Types of beekeepers[edit]

Beekeepers from Macedonia, from the beginning of 20th century

Most beekeepers produce commodities (farm products) for sale. Honey is the most valuable commodity sold by beekeepers. Honey-producer beekeepers try to maintain maximum-strength colonies of bees in areas with dense nectar sources. They produce and sell liquified honey and sometimes honeycombs. Beekeepers may sell their commodities retail, as self-brokers, or through commercial packers and distributors. Beeswax, pollen, royal jelly, and propolis may also be significant revenue generators. Taiwanese beekeepers, for example, export tonnes of royal jelly, the high-nutrition food supplement fed to queen honeybees. Modern beekeepers seldom keep honeybees exclusively for beeswax production. Beeswax is harvested along with honey and rectified for sale.

Some beekeepers provide a pollination service to other farmers. These beekeepers might not produce any honey for sale. Pollination beekeepers move vast quantities of honey bee hives at night so fruits and vegetables have enough pollinating insects available for maximum levels of production. In 2016, almonds accounted for 86% of all U.S. expenditures on pollination services.[9] For the service of maintaining strong colonies of bees and moving them into crops such as almonds, apples, cherries, blueberries, melons, and squash, these beekeepers are usually paid a cash fee.

Queen breeders are specialist beekeepers who raise queen bees for other beekeepers. The breeders maintain select stock with superior qualities and tend to raise their bees in geographic regions with early springs. These beekeepers may also provide extra bees to beekeepers (honey producers, pollinators, or hobby beekeepers) who want to start new operations or expand their farms. Queen breeders use Jenter kits in order to produce large numbers of queen bees quickly and efficiently.

Notable beekeepers[edit]

Celebrity and fictional beekeepers[edit]

See also[edit]


  1. ^ Illustrated Encyclopedia of Beekeeping, Morse and Hooper, 1985, E.P. Dutton, Inc..
  2. ^ Demand for honey continues to rise in Kenya, retrieved 20 February 2020
  3. ^ Al-Ghamdi, Ahmed A.; Adgaba, Nuru; Herab, Ahmed H.; Ansari, Mohammad J. (2017-7). "Comparative analysis of profitability of honey production using traditional and box hives". Saudi Journal of Biological Sciences. 24 (5): 1075–1080. doi:10.1016/j.sjbs.2017.01.007. ISSN 1319-562X. PMC 5478371. PMID 28663707. Check date values in: |date= (help)
  4. ^ Sanford, Malcolm T. (Malcolm Thomas), 1942- (1986). A study in profitability for a mid-sized beekeeping operation.
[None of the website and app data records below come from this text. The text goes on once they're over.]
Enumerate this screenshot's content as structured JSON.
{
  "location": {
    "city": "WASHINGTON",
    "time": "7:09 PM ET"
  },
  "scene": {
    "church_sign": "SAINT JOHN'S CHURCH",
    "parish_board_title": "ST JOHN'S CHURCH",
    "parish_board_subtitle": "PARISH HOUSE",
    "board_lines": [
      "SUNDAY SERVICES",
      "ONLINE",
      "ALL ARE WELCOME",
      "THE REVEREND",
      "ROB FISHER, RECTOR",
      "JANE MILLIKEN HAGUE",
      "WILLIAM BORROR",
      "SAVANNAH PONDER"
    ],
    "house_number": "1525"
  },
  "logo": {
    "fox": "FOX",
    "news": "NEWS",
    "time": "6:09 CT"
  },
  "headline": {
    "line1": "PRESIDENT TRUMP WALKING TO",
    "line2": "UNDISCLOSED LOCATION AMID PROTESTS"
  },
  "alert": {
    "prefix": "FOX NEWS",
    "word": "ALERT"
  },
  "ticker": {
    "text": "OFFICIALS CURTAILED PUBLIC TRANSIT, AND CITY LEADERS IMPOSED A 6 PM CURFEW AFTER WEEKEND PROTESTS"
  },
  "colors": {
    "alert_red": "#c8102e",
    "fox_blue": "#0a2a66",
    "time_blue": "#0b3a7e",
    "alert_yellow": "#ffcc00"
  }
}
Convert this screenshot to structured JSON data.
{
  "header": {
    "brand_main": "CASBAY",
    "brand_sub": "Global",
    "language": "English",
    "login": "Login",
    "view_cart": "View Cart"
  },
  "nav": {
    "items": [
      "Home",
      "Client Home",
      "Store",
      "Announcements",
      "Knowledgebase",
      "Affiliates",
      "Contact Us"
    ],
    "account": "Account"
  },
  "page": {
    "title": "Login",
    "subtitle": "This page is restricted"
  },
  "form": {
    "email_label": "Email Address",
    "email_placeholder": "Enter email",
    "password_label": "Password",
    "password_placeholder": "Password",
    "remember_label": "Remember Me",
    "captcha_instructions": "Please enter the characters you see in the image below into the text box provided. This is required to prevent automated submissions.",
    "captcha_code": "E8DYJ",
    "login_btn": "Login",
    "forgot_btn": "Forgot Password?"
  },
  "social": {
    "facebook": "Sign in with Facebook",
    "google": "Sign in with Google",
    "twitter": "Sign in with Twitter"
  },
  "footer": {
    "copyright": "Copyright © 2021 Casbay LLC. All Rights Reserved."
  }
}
Florida Cooperative Extension Service, Institute of Food and Agricultural Sciences, University of Florida. OCLC 16654725.CS1 maint: multiple names: authors list (link)
  5. ^ "Beekeeping Laws & Regulations - American Beekeeping Federation". Retrieved 20 February 2020.
  6. ^ "Biography of Prokopovych". Retrieved 21 September 2013.
  7. ^ Bad Beekeeping, p 277, Ron Miksha, 2004
  8. ^ Pequeña guía para el apicultor principiante, by Wulfrath and Speck, Editora Agricola Mexicana, 1955
  9. ^ "USDA ERS - Driven by Almonds, Pollination Services Now Exceed Honey as a Source of Beekeeper Revenue". Retrieved 9 October 2018.
  10. ^ The bee business: An amateur apiary revolution The Independent 19 July 2009

External links[edit]